Association of added sugar intake with all-cause and cardiovascular disease mortality: a systematic review of cohort studies

Nutr Res Pract. 2022 May;16(Suppl 1):S21-S36. doi: 10.4162/nrp.2022.16.S1.S21. Epub 2022 Feb 17.


Background/objectives: The long-term health impacts of dietary sugar have begun to be reported. The committee on the 2020 Dietary Reference Intakes for Koreans for sugar intended to update the scientific evidence on the association of added sugar intake with health outcomes, including mortality. This study evaluated the evidence on the association of dietary sugar with the all-cause and cardiovascular disease mortality from cohort studies.

Subjects/methods: The PubMed and ScienceDirect databases were searched until July 2021. The search terms were based on multiple combinations of keywords, such as added sugar, beverage, and mortality, included in the title or abstract. Two authors independently assessed the eligibility criteria of study selection and extracted the information from each selected article for this systematic review.

Results: The literature search identified 276 articles. Seventeen cohort studies met the inclusion criteria and were included in this systematic review. This study extracted information on the cohort and participants, dietary assessment methods, exposure and its comparison groups, health outcomes, and risk measures. Five articles reported added sugar intake, and 15 articles reported the food sources of the added sugar in the association with mortality. Increased mortality was observed in higher added sugar intake and a lower intake of less than 5% of energy, while higher discrepancies between gender, age groups, and countries were noted. In addition, nutritious sugary foods and beverages did not increase mortality.

Conclusions: A 'U' or 'J' shaped relationship between the added sugar intake and mortality was estimated.
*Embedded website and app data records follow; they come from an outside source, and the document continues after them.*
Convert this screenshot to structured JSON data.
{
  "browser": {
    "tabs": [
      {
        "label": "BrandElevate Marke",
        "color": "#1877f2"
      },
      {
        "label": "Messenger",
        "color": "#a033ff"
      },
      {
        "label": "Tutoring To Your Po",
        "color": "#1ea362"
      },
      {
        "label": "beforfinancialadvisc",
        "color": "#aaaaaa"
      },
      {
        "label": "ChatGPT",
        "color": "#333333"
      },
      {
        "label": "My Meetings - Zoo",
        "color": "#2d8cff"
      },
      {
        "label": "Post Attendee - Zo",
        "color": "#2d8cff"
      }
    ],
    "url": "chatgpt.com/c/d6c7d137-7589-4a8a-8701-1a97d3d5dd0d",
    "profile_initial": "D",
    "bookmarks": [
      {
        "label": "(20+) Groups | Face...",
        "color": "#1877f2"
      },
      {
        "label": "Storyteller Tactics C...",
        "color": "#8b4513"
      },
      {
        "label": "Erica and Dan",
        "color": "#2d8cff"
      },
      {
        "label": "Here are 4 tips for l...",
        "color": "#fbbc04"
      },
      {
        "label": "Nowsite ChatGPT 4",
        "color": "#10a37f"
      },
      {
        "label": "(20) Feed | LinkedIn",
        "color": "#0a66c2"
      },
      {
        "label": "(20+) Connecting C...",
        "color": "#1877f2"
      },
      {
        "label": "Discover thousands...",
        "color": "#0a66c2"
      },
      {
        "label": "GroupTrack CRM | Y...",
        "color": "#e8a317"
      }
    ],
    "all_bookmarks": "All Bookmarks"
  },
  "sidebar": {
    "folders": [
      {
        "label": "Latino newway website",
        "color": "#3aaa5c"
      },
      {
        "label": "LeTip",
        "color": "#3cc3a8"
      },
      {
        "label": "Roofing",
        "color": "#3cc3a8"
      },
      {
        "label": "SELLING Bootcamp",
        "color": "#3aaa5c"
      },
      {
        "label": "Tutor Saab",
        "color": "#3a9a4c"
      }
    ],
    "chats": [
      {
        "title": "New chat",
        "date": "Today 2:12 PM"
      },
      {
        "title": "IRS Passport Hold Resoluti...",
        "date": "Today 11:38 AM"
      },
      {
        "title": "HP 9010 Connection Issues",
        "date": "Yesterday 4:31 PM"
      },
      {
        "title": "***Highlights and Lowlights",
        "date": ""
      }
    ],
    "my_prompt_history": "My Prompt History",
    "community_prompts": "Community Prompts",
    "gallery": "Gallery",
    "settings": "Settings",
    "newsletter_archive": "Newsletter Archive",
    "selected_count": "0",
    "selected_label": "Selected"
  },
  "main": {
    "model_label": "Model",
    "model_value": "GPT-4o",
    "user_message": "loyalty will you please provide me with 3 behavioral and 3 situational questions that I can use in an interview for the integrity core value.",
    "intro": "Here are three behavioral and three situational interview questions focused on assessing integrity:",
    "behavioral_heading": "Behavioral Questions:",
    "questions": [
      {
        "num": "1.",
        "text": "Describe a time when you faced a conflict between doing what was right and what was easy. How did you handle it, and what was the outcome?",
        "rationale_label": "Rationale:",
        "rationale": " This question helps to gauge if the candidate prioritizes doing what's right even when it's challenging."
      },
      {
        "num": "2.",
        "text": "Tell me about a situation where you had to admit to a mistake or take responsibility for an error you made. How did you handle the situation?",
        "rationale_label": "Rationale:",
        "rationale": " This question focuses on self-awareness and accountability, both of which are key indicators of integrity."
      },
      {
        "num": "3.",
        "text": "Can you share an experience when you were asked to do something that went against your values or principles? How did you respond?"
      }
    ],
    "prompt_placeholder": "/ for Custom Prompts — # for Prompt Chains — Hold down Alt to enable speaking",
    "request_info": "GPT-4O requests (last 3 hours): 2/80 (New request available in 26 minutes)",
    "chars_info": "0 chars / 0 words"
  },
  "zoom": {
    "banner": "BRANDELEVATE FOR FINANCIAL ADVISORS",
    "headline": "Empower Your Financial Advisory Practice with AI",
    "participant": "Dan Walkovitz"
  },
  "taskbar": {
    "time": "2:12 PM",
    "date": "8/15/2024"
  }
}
The observed discrepancy indicated the need for more evidence to establish the dose-response relationship for Koreans.

Keywords: Dietary sugars; mortality; sugar-sweetened beverages.

Publication types

  • Review